These were made in China – which means more transport emissions. On the slightly brighter side, Asos is transparent about its suppliers and publishes its factory list on the Open Apparel Registry. By 2030, it plans to have supply chains mapped back to raw-material level for all its own-brand products.
This is more promising. The shoes come in a 100 per cent recycled box, within an 80 per cent recycled plastic mailing bag. Asos also encourages customers to send back used bags with any returns – last year, 450 tonnes of old packaging was turned into mailbags. Impressive.
The extra mile
In 2019, Asos signed the Ellen MacArthur Foundation’s New Plastics Economy Global Commitment, an initiative that encourages a circular economy (where waste is continuously reused to make new products). By formally committing to reducing non-reusable plastic, Asos has made itself accountable. We’d like to see more fast-fashion retailers following suit.
Let’s be frank, this is fast fashion, so customers don’t want to wait long for orders. While Asos has been reducing its carbon footprint, air freight, it says, ‘remains an important option for shorter lead times’. It doesn’t state how these shoes got to the UK, but the short lead time plus the long distance suggests they were probably flown here.
Yes, Asos has made an effort to encourage recycling and be transparent about suppliers, but it also has more than 85,000 products for sale at any given time – which is never going to encourage people to shop more sustainably. And with its aims to increase own-brand sales by a whopping £1 billion in the medium term, it’s clear that slowing down isn’t on the company’s agenda.

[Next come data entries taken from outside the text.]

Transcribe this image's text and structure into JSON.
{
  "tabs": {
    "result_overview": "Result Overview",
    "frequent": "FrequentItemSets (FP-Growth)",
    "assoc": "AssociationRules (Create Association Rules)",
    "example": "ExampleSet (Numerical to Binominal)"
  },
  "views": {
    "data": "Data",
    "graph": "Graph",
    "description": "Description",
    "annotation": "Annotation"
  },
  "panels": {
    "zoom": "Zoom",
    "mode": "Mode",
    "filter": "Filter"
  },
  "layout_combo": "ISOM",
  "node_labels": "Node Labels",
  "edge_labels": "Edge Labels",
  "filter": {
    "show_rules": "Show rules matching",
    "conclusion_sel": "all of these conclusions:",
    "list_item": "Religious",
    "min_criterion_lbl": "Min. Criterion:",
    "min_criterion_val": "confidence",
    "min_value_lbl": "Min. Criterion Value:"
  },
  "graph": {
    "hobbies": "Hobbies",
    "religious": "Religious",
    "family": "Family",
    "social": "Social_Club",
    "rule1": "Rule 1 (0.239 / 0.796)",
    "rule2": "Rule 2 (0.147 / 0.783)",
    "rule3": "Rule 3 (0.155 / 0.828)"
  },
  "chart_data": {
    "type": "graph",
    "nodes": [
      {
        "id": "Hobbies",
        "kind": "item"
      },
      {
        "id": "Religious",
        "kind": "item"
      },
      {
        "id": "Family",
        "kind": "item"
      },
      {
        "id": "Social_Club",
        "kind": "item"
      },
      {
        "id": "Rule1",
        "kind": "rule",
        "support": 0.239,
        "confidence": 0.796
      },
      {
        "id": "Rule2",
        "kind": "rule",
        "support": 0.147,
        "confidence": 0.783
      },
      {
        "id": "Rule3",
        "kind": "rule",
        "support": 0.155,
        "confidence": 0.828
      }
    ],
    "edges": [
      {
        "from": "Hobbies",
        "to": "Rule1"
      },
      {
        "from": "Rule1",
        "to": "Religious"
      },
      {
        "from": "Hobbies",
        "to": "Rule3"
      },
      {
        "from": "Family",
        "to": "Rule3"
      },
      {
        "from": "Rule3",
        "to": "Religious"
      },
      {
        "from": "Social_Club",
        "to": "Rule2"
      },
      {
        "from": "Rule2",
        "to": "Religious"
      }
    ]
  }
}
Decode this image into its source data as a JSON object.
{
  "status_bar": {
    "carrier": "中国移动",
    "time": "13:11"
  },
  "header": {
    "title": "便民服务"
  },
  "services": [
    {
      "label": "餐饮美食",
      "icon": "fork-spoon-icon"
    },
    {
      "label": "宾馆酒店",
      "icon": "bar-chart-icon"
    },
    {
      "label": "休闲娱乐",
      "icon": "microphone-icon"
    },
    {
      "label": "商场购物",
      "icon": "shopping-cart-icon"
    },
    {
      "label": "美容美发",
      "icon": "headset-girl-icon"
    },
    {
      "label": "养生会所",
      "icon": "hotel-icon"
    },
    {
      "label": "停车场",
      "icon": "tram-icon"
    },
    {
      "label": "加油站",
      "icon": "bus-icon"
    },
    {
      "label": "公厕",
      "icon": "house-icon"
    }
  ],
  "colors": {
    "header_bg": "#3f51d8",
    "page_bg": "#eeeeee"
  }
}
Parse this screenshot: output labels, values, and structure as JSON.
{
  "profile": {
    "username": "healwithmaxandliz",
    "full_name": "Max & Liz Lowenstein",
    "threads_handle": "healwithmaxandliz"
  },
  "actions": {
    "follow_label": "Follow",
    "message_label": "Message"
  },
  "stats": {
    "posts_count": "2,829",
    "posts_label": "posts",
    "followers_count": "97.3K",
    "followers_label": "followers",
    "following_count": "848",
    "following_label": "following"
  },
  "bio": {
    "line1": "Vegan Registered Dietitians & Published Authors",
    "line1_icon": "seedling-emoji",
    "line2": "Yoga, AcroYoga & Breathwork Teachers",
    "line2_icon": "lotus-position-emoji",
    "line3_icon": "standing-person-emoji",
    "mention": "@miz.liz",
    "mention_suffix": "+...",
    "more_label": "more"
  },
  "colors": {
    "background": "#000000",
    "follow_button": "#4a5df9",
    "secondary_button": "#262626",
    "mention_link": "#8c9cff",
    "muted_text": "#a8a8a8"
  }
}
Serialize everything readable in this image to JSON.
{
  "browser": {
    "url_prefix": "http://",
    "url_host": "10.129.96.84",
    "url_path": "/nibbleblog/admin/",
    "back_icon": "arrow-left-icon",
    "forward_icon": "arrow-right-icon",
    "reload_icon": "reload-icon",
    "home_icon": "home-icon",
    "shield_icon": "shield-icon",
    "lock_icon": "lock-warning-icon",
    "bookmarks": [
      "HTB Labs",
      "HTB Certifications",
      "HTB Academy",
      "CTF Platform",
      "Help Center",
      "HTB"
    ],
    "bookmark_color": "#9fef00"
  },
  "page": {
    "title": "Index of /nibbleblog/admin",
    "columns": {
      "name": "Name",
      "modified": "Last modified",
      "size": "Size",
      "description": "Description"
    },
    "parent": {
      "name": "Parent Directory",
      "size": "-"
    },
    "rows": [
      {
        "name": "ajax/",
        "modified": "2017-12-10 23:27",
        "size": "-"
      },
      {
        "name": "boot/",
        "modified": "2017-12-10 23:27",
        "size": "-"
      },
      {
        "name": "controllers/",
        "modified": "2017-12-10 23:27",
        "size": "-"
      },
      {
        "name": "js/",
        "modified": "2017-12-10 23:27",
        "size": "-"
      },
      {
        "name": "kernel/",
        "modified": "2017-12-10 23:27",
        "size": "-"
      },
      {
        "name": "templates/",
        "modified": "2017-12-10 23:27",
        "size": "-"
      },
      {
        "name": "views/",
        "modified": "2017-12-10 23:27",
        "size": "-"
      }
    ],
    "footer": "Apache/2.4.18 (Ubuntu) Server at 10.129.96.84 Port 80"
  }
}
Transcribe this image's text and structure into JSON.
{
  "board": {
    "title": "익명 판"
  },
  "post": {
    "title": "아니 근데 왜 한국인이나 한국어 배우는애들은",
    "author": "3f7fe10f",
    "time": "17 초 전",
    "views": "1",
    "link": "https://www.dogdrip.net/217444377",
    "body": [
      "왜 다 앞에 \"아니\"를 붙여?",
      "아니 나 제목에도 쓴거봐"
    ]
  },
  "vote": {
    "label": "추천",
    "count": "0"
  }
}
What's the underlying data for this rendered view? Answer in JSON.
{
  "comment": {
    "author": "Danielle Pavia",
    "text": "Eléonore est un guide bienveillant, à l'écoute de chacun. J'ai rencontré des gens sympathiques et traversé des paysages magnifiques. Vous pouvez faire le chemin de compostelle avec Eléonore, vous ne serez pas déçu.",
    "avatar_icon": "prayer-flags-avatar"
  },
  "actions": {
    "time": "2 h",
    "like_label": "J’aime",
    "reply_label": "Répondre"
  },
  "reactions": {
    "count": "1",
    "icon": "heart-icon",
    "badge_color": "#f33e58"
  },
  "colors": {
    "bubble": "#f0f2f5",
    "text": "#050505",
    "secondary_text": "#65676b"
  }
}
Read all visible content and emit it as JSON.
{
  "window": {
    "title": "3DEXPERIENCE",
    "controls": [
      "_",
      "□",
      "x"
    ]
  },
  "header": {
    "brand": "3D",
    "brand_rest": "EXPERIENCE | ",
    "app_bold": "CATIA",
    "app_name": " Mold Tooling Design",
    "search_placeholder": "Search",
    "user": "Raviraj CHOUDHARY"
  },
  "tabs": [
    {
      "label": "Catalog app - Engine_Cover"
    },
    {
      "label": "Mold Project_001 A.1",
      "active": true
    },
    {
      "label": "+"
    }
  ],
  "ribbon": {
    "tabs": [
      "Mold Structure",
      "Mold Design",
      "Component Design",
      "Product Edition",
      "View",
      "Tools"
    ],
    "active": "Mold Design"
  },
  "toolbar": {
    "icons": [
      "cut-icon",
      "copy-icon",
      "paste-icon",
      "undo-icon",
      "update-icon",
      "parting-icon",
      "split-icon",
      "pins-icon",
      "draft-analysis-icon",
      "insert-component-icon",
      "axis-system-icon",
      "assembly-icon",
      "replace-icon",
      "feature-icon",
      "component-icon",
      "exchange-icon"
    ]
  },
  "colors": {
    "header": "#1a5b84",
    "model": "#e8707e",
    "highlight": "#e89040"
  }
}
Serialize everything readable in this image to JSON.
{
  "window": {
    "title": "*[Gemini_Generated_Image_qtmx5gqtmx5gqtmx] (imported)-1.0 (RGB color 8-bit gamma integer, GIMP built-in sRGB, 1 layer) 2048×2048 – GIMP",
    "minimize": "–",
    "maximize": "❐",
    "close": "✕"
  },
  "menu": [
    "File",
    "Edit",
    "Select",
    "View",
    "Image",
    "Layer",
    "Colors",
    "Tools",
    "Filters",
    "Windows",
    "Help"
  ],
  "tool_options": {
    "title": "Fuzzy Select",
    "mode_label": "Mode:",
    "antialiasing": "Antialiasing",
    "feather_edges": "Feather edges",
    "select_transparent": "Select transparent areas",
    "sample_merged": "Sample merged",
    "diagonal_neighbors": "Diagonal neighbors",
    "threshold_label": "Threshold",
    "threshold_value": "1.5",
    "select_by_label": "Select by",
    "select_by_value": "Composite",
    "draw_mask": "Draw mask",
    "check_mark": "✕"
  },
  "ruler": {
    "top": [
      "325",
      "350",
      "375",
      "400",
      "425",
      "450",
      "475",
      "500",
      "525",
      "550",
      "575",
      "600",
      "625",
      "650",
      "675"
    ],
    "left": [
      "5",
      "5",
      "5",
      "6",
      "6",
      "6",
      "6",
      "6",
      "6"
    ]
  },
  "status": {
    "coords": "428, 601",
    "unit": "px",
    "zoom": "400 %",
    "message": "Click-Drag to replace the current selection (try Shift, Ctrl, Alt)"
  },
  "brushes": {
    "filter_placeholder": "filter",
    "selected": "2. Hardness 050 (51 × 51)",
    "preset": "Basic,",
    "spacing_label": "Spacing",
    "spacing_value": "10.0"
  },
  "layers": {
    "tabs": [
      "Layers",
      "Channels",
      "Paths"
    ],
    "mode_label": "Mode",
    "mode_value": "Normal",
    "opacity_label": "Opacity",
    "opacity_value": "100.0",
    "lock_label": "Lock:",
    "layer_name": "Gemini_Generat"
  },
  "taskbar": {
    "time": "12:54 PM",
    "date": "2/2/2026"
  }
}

Our rating: 2 stars out of 5. Only tentative attempts at real change.
Fashion director: Shelly Vella